Part III of the Regulation of Investigatory Powers Act 2000 (RIPA) allows authorities to force a person to either hand over an encryption key to access data or to provide the requested material in an intelligible form.
The Investigatory Powers Act 2016 extends the powers of authorities to demand that service providers who are served a Technical Capability Notice (TCN) remove any “electronic protection” (s 253(5)(c)) – which essentially means encryption or any similar technology. However, this requirement is subject to the “technical feasibility” of complying with the notice (s. 255(3)(c)).
In the USA, following the San Bernardino terror attack in December 2015, the US government asked Apple to help the FBI access encrypted data on the suspect’s iPhone in case it contained any useful evidence or leads. Apple refused to comply with this request, arguing that the creation of a backdoor would pose a threat to the data of other customers. Although a legal battle was on the cards, the FBI withdrew its request after it purchased hacking software for $900,000 – which in the event found “nothing of real significance”.
In the UK, following the Westminster Bridge terrorist incident in March 2017, home secretary Amber Rudd claimed that it was “completely unacceptable” that the government could not read messages protected by end-to-end encryption. She argued that: “We need to make sure that organisations like WhatsApp, and there are plenty of others like that, don’t provide a secret place for terrorists to communicate with each other.” However, her rhetoric was met with resistance from the former GCHQ director Robert Hannigan who said that “It’s not a good idea to weaken security for everybody in order to tackle a minority” and warned that “Trying to weaken the system, trying to build in backdoors won’t work and is technically difficult”.
Pinsent Masons: Cryptography
ICO: Guide to Encryption
legislation.gov.uk: Investigatory Powers Act 2016 s 255
Amnesty International: Easy guide to encryption and why it matters
The Verge: The five big lies of the encryption debate

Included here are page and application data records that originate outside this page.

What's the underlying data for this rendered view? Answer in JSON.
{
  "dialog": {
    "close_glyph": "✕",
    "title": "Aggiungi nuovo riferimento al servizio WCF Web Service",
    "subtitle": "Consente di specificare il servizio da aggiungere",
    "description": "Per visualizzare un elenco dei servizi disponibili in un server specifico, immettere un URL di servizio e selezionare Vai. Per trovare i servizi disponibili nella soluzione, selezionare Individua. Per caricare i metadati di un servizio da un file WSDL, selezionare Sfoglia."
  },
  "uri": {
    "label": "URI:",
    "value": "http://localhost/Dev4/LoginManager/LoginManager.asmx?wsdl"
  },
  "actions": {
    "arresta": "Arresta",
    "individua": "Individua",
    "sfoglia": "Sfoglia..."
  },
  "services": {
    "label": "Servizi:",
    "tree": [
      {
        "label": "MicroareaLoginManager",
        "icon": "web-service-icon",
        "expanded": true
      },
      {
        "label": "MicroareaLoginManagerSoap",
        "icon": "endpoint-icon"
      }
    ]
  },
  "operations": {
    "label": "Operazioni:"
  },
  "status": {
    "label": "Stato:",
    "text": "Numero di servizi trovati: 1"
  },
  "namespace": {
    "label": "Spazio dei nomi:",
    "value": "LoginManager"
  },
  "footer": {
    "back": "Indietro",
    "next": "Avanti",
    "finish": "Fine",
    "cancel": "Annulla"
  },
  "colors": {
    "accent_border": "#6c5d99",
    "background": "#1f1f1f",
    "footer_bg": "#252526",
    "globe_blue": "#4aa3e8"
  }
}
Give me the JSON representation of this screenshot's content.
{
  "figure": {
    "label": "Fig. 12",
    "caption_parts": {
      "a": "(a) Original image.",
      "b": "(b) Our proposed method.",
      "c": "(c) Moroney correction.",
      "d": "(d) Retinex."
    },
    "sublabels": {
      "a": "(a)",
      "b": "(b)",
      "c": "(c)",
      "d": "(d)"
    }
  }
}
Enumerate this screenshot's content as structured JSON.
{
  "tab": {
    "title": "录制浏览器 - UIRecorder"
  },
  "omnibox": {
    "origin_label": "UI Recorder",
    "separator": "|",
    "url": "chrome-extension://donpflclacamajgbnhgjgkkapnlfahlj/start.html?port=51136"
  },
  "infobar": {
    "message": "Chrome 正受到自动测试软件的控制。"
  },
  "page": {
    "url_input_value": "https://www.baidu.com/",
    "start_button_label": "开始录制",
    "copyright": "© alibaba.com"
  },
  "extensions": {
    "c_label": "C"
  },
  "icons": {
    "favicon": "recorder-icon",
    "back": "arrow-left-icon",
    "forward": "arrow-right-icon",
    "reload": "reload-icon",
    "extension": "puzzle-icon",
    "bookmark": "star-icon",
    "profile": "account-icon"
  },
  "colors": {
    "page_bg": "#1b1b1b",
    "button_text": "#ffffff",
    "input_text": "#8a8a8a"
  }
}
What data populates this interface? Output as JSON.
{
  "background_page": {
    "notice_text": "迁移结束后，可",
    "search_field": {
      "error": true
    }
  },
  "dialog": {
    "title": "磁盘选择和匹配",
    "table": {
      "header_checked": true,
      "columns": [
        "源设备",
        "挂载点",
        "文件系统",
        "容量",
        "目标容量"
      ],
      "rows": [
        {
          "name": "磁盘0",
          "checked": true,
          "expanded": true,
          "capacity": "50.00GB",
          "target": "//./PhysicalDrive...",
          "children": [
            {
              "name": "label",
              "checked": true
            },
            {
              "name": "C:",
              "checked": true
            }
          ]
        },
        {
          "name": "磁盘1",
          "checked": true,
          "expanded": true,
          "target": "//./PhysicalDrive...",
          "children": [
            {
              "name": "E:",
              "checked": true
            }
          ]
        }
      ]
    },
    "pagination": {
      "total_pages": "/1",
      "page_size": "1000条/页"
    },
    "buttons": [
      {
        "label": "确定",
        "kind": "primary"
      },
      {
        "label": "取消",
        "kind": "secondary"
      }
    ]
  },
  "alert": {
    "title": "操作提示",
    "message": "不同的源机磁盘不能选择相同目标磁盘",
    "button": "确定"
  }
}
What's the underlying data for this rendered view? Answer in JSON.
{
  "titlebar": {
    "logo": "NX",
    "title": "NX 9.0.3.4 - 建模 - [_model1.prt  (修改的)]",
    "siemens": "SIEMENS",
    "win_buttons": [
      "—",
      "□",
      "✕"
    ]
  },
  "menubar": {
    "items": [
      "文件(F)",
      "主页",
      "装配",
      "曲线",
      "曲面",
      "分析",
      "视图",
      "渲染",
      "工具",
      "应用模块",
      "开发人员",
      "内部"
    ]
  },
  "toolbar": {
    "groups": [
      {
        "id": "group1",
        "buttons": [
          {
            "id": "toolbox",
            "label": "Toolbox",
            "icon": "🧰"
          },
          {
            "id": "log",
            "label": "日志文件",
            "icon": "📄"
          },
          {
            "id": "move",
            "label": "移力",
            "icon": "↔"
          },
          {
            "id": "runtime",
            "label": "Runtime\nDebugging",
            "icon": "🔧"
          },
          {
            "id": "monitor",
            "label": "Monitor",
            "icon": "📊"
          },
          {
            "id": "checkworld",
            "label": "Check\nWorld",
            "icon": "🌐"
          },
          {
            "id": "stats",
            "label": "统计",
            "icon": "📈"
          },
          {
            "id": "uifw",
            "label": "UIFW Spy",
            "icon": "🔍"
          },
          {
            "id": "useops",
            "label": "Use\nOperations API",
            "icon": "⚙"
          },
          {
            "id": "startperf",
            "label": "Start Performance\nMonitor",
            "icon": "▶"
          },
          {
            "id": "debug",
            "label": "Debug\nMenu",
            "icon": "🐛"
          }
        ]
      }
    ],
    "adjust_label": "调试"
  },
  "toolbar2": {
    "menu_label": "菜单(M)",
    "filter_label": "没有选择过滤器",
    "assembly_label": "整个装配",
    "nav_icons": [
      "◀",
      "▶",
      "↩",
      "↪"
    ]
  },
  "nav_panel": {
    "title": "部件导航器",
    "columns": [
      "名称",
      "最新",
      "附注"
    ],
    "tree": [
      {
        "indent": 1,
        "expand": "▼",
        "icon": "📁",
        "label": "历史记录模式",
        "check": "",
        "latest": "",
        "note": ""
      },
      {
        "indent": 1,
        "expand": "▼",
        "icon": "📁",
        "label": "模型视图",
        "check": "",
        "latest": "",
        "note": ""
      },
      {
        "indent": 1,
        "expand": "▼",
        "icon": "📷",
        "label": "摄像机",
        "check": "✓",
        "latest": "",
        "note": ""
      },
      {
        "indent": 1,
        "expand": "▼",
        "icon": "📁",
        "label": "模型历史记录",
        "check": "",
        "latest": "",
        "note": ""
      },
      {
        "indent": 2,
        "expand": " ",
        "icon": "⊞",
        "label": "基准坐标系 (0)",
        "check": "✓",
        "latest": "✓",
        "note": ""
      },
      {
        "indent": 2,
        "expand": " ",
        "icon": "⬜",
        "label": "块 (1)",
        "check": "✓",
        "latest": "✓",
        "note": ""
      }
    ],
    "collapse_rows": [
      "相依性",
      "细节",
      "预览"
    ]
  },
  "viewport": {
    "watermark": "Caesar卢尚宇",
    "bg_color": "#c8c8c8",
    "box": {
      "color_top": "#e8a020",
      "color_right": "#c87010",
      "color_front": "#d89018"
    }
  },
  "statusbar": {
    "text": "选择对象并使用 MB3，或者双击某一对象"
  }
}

Alex Heshmaty is a legal copywriter and journalist with a particular interest in legal technology. He runs Legal Words, a copywriting agency in Bristol. Email firstname.lastname@example.org. Twitter @alexheshmaty.
Image: cc by Christoph Scholz on Flickr.Tweet